    Let me talk about Jim. Jim is just outside the Parliament. Any MP here could go and talk to him. He is on the bridge between the Château Laurier and East Block. Every day he has to beg because there is no pharmacare and he has to pay $600 a month for the medication that keeps him alive. I said to him this morning, “Jim, I'm going to talk about you in the House of Commons.” He said, “Yes, go and fight on my behalf. We need fair taxes and a government that actually cares about us.” Jim is hurt when we send tens of billions of dollars overseas and we cannot pay for a pharmacare program in this country.

Transcription in progress / Transcription en marche

    Madame la Présidente, le gouvernement a attaqué un groupe: les personnes handicapées. Il supprime le crédit d'impôt pour les personnes handicapées. Le gouvernement leur demande de rembourser certains montants affectés au régime enregistré pour personnes handicapées.

    Je vais parler d'une autre personne, mais je ne donnerai pas son vrai nom. Je vais l'appeler Idette. Elle est atteinte du cancer et elle a un enfant handicapé.

    Au lieu de s'attaquer aux paradis fiscaux, le gouvernement actuel demande à la famille d'Idette de rembourser tous ces montants parce qu'il a changé les critères d'admissibilité au crédit d'impôt pour les personnes handicapées. Les libéraux ne s'attaquent pas aux paradis fiscaux, ils s'attaquent aux personnes handicapées.

     Nous pouvons faire mieux. Nous pouvons établir un système dans lequel les gens, comme Idette, Jim et John, sont traités équitablement et dans lequel nous avons un système d'impôt équitable.

The final story I am going to talk about is Jagmeet Singh. He is the new leader of the NDP. He was not born with a silver spoon in his mouth. He had to work when his father fell ill and be the breadwinner for his family. He has grown up understanding that one has to work hard and contribute to one's community. That is what he has done all his life. He has a different vision. He believes that we need to establish a fair income tax system. Like the 90% of Canadians in a most recent poll done by Canadians for Tax Fairness and Leadnow, he believes that we need to shut down these tax havens, and the digital tax havens as well. He is the kind of leader that we need in this country. He is the kind of person who understands that the Jims, Johns, and Ediths of this country should not be pushed aside but rather supported by the government. That is really what this debate is about today. It is not about the mechanics of money around stock option deductions, tax havens or digital tax havens, it is about how Canadians are treated, whether they are treated fairly or not. They have not been treated fairly by the government. We can do so much better.
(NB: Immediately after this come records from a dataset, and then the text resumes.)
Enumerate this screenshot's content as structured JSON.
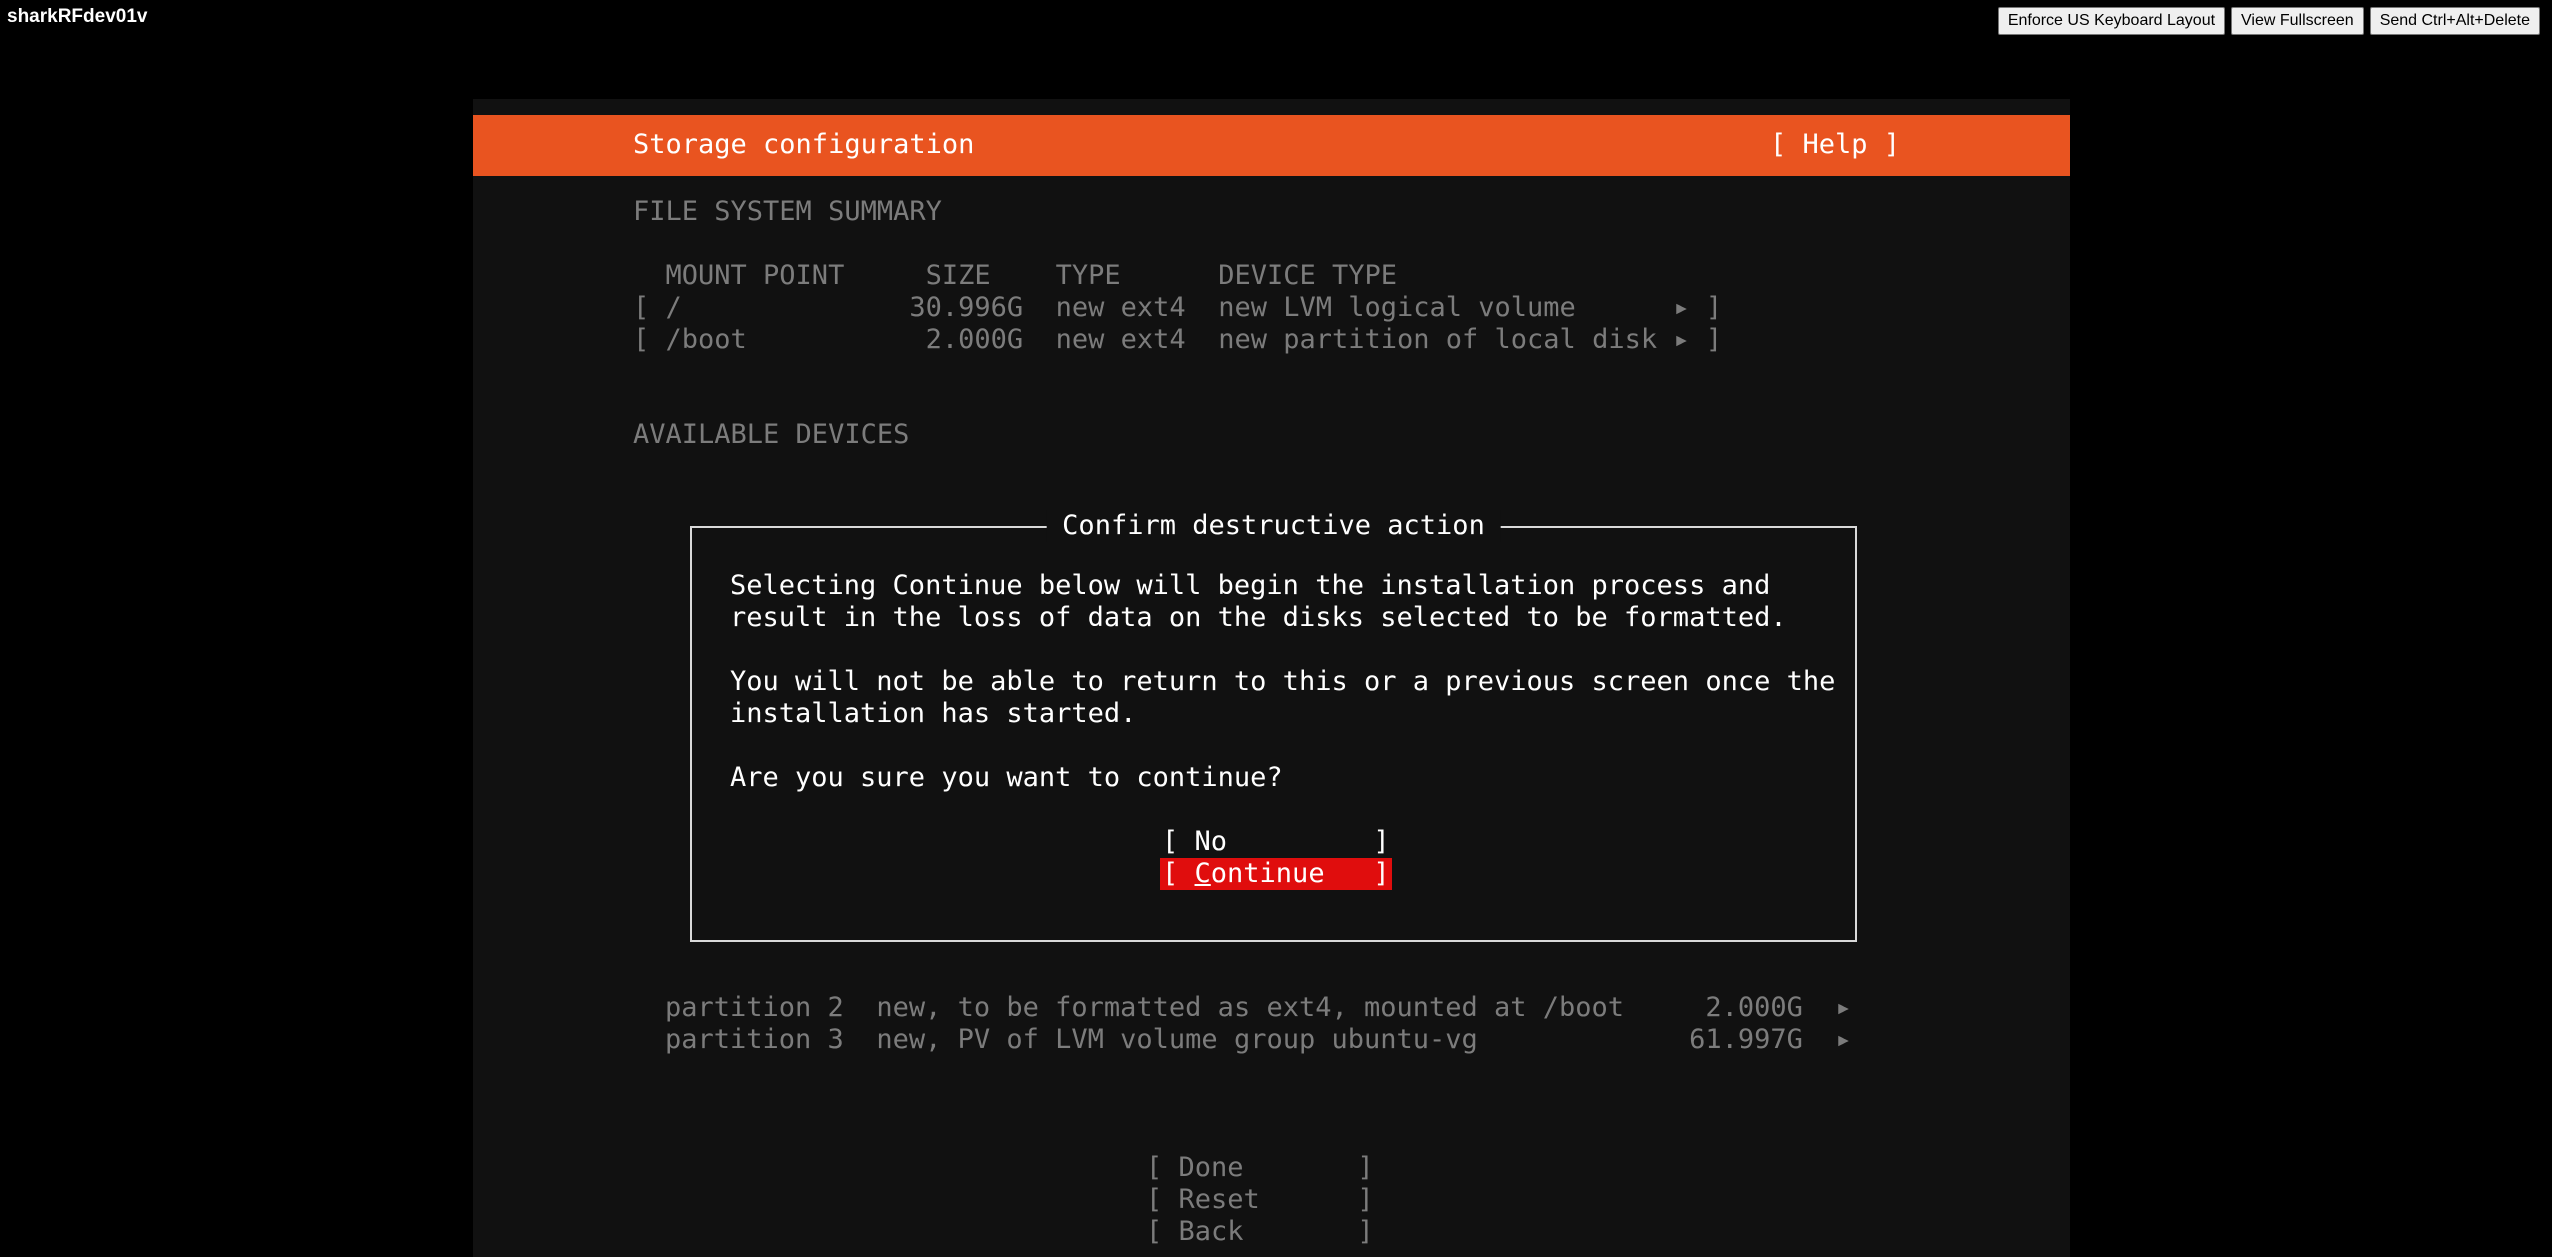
{
  "host": {
    "name": "sharkRFdev01v"
  },
  "toolbar": {
    "keyboard_label": "Enforce US Keyboard Layout",
    "fullscreen_label": "View Fullscreen",
    "cad_label": "Send Ctrl+Alt+Delete"
  },
  "installer": {
    "title": "Storage configuration",
    "help": "[ Help ]",
    "fs_summary_heading": "FILE SYSTEM SUMMARY",
    "fs_header": "  MOUNT POINT     SIZE    TYPE      DEVICE TYPE",
    "fs_rows": [
      "[ /              30.996G  new ext4  new LVM logical volume      ▸ ]",
      "[ /boot           2.000G  new ext4  new partition of local disk ▸ ]"
    ],
    "available_heading": "AVAILABLE DEVICES",
    "partition_rows": [
      "partition 2  new, to be formatted as ext4, mounted at /boot     2.000G  ▸",
      "partition 3  new, PV of LVM volume group ubuntu-vg             61.997G  ▸"
    ],
    "buttons": {
      "done": "[ Done       ]",
      "reset": "[ Reset      ]",
      "back": "[ Back       ]"
    }
  },
  "dialog": {
    "title": "Confirm destructive action",
    "lines": [
      "Selecting Continue below will begin the installation process and",
      "result in the loss of data on the disks selected to be formatted.",
      "You will not be able to return to this or a previous screen once the",
      "installation has started.",
      "Are you sure you want to continue?"
    ],
    "no_label": "[ No         ]",
    "continue_prefix": "[ ",
    "continue_hotkey": "C",
    "continue_rest": "ontinue   ]"
  }
}
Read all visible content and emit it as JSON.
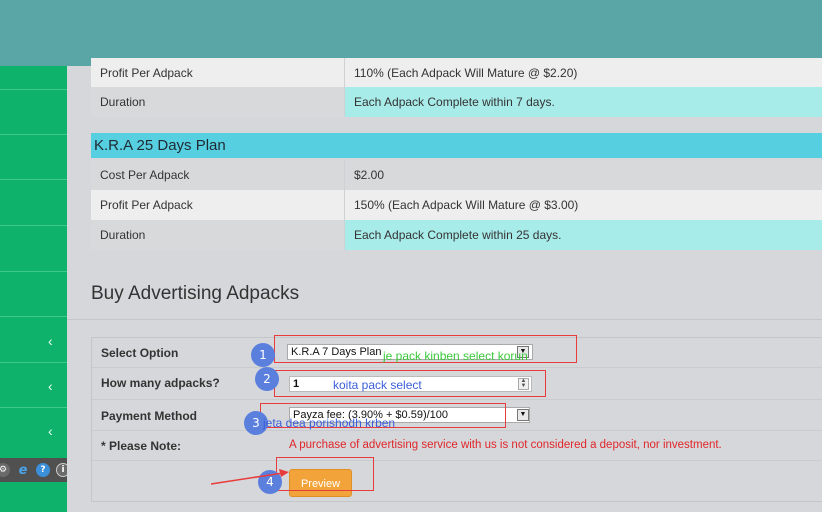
{
  "top_plan_rows": [
    {
      "label": "Profit Per Adpack",
      "value": "110% (Each Adpack Will Mature @ $2.20)"
    },
    {
      "label": "Duration",
      "value": "Each Adpack Complete within 7 days."
    }
  ],
  "plan25": {
    "title": "K.R.A 25 Days Plan",
    "rows": [
      {
        "label": "Cost Per Adpack",
        "value": "$2.00"
      },
      {
        "label": "Profit Per Adpack",
        "value": "150% (Each Adpack Will Mature @ $3.00)"
      },
      {
        "label": "Duration",
        "value": "Each Adpack Complete within 25 days."
      }
    ]
  },
  "buy": {
    "title": "Buy Advertising Adpacks",
    "select_label": "Select Option",
    "select_value": "K.R.A 7 Days Plan",
    "qty_label": "How many adpacks?",
    "qty_value": "1",
    "payment_label": "Payment Method",
    "payment_value": "Payza fee: (3.90% + $0.59)/100",
    "note_label": "* Please Note:",
    "note_text": "A purchase of advertising service with us is not considered a deposit, nor investment.",
    "preview_label": "Preview"
  },
  "annotations": {
    "step1": "1",
    "step2": "2",
    "step3": "3",
    "step4": "4",
    "note1": "je pack kinben select korun",
    "note2": "koita pack select",
    "note3": "jeta dea porishodh krben",
    "note1_color": "#3cc93c",
    "note2_color": "#3a5fd8",
    "note3_color": "#3a5fd8"
  },
  "toolbar_icons": [
    "settings-icon",
    "ie-icon",
    "help-icon",
    "info-icon"
  ],
  "sidebar_chevron": "‹",
  "colors": {
    "topbar": "#5aa6a6",
    "sidebar": "#0fb26b",
    "plan_header": "#56cfe1",
    "highlight_cell": "#a8ecea",
    "preview_button": "#f2a33a",
    "annotation_red": "#e83b3b",
    "annotation_circle": "#5b7fdc"
  }
}
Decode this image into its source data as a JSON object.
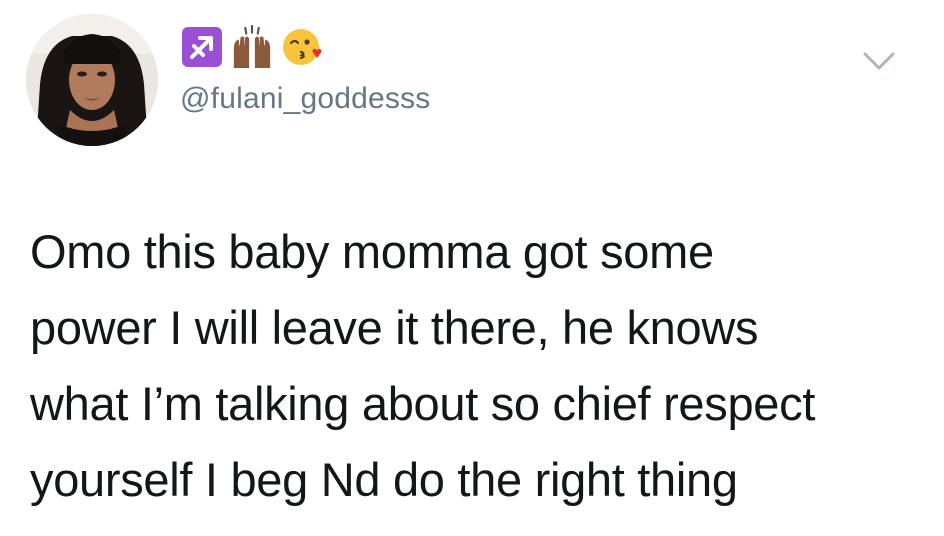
{
  "tweet": {
    "author": {
      "display_name_emojis": [
        "sagittarius-emoji",
        "raised-hands-emoji",
        "kissing-heart-emoji"
      ],
      "handle": "@fulani_goddesss"
    },
    "text_lines": [
      "Omo this baby momma got some",
      "power I will leave it there, he knows",
      "what I’m talking about so chief respect",
      "yourself I beg Nd do the right thing"
    ],
    "menu_icon": "chevron-down-icon"
  },
  "colors": {
    "text": "#14171a",
    "secondary_text": "#657786",
    "chevron": "#aab8c2",
    "sagittarius_bg": "#9b4fd4"
  }
}
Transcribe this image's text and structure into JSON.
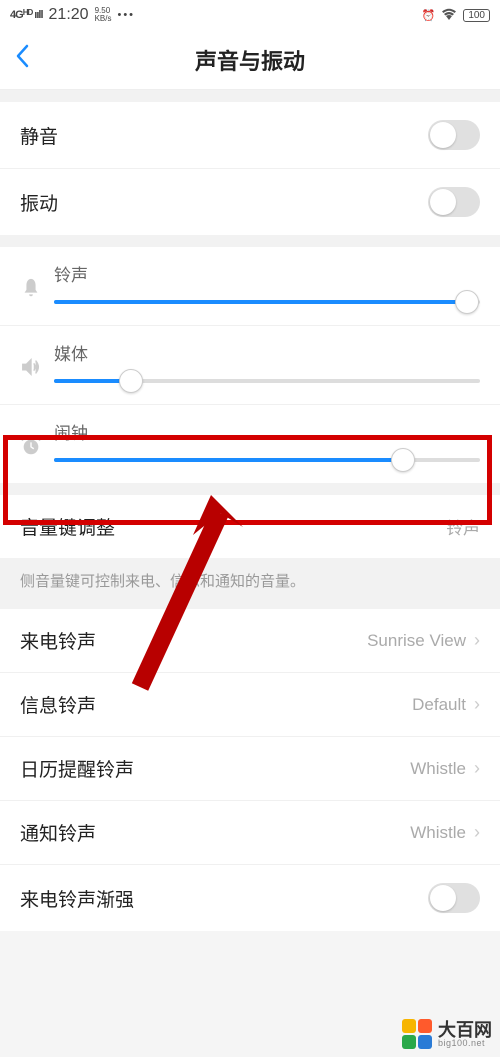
{
  "status": {
    "network": "4G",
    "hd": "HD",
    "time": "21:20",
    "speed1": "9.50",
    "speed2": "KB/s",
    "battery": "100"
  },
  "nav": {
    "title": "声音与振动"
  },
  "toggles": {
    "mute": "静音",
    "vibrate": "振动"
  },
  "sliders": {
    "ring": {
      "label": "铃声",
      "pct": 97
    },
    "media": {
      "label": "媒体",
      "pct": 18
    },
    "alarm": {
      "label": "闹钟",
      "pct": 82
    }
  },
  "volkey": {
    "label": "音量键调整",
    "value": "铃声",
    "desc": "侧音量键可控制来电、信息和通知的音量。"
  },
  "ringtones": {
    "incoming": {
      "label": "来电铃声",
      "value": "Sunrise View"
    },
    "message": {
      "label": "信息铃声",
      "value": "Default"
    },
    "calendar": {
      "label": "日历提醒铃声",
      "value": "Whistle"
    },
    "notify": {
      "label": "通知铃声",
      "value": "Whistle"
    },
    "gradual": {
      "label": "来电铃声渐强"
    }
  },
  "watermark": {
    "main": "大百网",
    "sub": "big100.net"
  }
}
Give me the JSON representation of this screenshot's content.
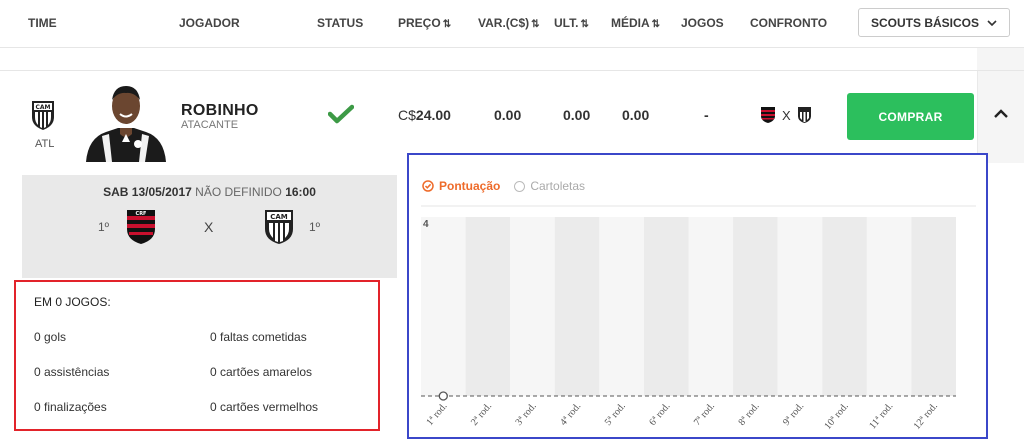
{
  "header": {
    "columns": [
      {
        "label": "TIME",
        "arrow": ""
      },
      {
        "label": "JOGADOR",
        "arrow": ""
      },
      {
        "label": "STATUS",
        "arrow": ""
      },
      {
        "label": "PREÇO",
        "arrow": "⇅"
      },
      {
        "label": "VAR.(C$)",
        "arrow": "⇅"
      },
      {
        "label": "ULT.",
        "arrow": "⇅"
      },
      {
        "label": "MÉDIA",
        "arrow": "⇅"
      },
      {
        "label": "JOGOS",
        "arrow": ""
      },
      {
        "label": "CONFRONTO",
        "arrow": ""
      }
    ],
    "scouts_button": "SCOUTS BÁSICOS"
  },
  "player": {
    "team_abbr": "ATL",
    "name": "ROBINHO",
    "position": "ATACANTE",
    "status_icon": "check-icon",
    "price_prefix": "C$",
    "price": "24.00",
    "variation": "0.00",
    "last": "0.00",
    "average": "0.00",
    "games": "-",
    "matchup_sep": "X",
    "buy_label": "COMPRAR"
  },
  "match": {
    "day": "SAB 13/05/2017",
    "venue": "NÃO DEFINIDO",
    "time": "16:00",
    "home_pos": "1º",
    "away_pos": "1º",
    "sep": "X"
  },
  "stats": {
    "title": "EM 0 JOGOS:",
    "items": [
      "0 gols",
      "0 faltas cometidas",
      "0 assistências",
      "0 cartões amarelos",
      "0 finalizações",
      "0 cartões vermelhos"
    ]
  },
  "chart_tabs": {
    "active": "Pontuação",
    "inactive": "Cartoletas"
  },
  "chart_data": {
    "type": "line",
    "categories": [
      "1ª rod.",
      "2ª rod.",
      "3ª rod.",
      "4ª rod.",
      "5ª rod.",
      "6ª rod.",
      "7ª rod.",
      "8ª rod.",
      "9ª rod.",
      "10ª rod.",
      "11ª rod.",
      "12ª rod."
    ],
    "series": [
      {
        "values": [
          0
        ]
      }
    ],
    "y_tick_labels": [
      "4"
    ],
    "ylim": [
      0,
      4
    ],
    "grid": false,
    "colors": {
      "band_light": "#f6f6f6",
      "band_dark": "#ebebeb",
      "line": "#555555"
    }
  },
  "colors": {
    "buy_green": "#2cbf5d",
    "active_orange": "#ee6b2a",
    "check_green": "#3d9a46",
    "flamengo_red": "#c8102e"
  }
}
The current government could do so much better. In the budget that will be coming in a few weeks' time, it should crackdown on the stock option deduction loophole, and take aggressive action against tax havens and digital tax havens. I hope it does that.